Derek Richford: I think that overall it’s been an enormous learning, very, very sharp learning curve as well, for me to learn about everything that’s gone on. In a strange way, there are levels of satisfaction. We have made a difference.
In Harry’s year, there were 21 neonatal deaths. Last year there were 7. That drop suddenly happened after Harry’s inquest. So I am happy that we have made a difference and that people are now taking this seriously. I think that maternity is now very much on the agenda for every part of the NHS. And so it should be.
I guess I’d like to finish, if you like, by giving the coroner’s ruling from 24 January 2020 when Harry’s inquest was concluded. And that will be enough for me, thank you.
Harry was hyper-stimulated by an excessive use of syntocinon over a period of approximately 10 hours. Once the CTG reading had become pathological by 2:00am, Harry should have been delivered within 30 minutes, and not the 92 minutes that was actually happening.

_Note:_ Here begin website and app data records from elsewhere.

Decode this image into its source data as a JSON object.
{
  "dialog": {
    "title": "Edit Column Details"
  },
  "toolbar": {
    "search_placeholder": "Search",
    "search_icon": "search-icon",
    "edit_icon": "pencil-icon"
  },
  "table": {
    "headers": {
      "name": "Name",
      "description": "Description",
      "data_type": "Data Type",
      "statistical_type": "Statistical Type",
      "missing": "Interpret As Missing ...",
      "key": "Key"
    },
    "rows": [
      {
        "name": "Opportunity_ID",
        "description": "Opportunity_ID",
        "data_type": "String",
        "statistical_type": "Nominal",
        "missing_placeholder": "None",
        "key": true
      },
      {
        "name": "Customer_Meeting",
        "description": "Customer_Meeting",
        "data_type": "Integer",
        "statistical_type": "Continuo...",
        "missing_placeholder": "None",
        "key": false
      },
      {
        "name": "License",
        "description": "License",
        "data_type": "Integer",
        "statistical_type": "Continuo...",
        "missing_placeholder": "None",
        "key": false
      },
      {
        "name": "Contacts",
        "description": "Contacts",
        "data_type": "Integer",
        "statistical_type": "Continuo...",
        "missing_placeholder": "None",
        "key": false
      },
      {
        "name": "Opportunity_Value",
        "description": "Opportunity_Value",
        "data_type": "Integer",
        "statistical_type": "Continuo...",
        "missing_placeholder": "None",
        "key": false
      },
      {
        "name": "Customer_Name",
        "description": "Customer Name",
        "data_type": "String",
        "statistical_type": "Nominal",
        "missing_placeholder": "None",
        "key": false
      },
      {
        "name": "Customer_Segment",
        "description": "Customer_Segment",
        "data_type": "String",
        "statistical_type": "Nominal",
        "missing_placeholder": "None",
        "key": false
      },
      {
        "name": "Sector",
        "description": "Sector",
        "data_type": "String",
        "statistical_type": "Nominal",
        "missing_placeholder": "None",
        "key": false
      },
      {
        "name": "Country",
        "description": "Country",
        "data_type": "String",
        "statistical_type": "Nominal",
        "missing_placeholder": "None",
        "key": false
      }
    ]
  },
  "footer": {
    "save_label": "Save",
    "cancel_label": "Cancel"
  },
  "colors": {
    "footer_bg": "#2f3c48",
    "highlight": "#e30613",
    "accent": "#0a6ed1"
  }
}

The delivery itself was a difficult one. It should have been carried out by the consultant, who should have attended considerably earlier than she did.
The locum on duty that night was relatively inexperienced. He was not properly assessed and should not have been put in the position of being in charge unsupervised.
There was a failure to secure an airway and achieve effective ventilation during the resuscitation attempts after birth, leading to a prolonged period of postnatal hypoxia. The resuscitation afforded to Harry Richford failed to be of an appropriate standard.
There was a failure in not requesting the consultant support early enough during the resuscitation attempts. There was a failure to keep proper account of the time elapsing during the resuscitation attempts with the effect that control was lost.
Harry Richford’s death was contributed to by neglect.
Rob Behrens: Derek, thank you very much indeed on behalf of all our listeners. This is Rob Behrens signing off from Radio Ombudsman.